### [What the task requires]
What lines of the material hold the string "Serial"? Pull each of them out.

### [Provided records]
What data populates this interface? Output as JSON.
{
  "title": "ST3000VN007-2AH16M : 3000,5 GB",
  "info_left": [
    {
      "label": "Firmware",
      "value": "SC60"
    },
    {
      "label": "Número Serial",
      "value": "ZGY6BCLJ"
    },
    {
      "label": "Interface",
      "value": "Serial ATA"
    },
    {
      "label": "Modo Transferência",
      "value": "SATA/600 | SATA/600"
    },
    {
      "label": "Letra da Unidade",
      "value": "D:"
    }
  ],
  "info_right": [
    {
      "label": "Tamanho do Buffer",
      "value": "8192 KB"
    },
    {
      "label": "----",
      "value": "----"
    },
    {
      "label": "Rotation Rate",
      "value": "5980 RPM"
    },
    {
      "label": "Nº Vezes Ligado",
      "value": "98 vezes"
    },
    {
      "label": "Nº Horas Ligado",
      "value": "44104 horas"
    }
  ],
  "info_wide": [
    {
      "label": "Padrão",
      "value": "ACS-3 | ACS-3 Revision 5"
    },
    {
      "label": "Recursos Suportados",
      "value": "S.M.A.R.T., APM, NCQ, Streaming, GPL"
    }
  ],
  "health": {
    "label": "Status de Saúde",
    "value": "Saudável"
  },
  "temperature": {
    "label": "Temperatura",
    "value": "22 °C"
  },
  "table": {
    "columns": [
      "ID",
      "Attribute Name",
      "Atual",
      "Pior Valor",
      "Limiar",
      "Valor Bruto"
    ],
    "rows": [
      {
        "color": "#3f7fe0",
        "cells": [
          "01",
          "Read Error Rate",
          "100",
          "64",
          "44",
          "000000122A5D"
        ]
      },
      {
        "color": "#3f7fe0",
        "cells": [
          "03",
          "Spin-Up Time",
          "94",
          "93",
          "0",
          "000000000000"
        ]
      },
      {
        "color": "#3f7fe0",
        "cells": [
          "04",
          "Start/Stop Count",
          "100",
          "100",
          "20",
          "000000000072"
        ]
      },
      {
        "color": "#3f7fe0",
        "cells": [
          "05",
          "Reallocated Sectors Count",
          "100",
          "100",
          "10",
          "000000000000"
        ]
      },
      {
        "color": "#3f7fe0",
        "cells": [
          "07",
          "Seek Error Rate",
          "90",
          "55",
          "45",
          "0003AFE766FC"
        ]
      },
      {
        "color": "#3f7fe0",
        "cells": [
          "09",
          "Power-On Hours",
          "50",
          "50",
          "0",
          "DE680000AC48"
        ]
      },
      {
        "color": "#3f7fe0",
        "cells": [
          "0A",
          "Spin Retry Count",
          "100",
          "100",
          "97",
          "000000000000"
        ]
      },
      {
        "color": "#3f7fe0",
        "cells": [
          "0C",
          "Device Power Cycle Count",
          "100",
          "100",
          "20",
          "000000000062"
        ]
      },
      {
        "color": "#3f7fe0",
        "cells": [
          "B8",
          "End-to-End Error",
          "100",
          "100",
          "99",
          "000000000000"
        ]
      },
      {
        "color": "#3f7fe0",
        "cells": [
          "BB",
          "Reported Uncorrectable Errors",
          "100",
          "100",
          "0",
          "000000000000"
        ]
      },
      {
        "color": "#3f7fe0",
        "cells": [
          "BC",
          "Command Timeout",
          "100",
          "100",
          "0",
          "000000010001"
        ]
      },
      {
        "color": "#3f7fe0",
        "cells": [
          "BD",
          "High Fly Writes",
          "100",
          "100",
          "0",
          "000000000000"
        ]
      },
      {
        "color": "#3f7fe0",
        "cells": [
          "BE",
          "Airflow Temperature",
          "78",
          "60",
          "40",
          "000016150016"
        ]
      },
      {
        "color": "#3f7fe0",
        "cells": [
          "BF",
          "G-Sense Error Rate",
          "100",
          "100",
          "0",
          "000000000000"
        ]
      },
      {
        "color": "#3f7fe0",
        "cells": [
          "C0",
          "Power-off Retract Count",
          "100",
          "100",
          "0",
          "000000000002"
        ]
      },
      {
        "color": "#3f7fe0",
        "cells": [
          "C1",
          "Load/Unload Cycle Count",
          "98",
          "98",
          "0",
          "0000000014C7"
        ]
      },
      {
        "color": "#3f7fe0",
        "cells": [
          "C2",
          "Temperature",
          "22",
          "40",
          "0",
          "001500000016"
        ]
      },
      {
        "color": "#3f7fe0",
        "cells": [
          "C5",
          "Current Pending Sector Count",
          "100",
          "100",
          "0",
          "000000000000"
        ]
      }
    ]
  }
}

### [Written solution]
      "label": "Número Serial",
      "value": "Serial ATA"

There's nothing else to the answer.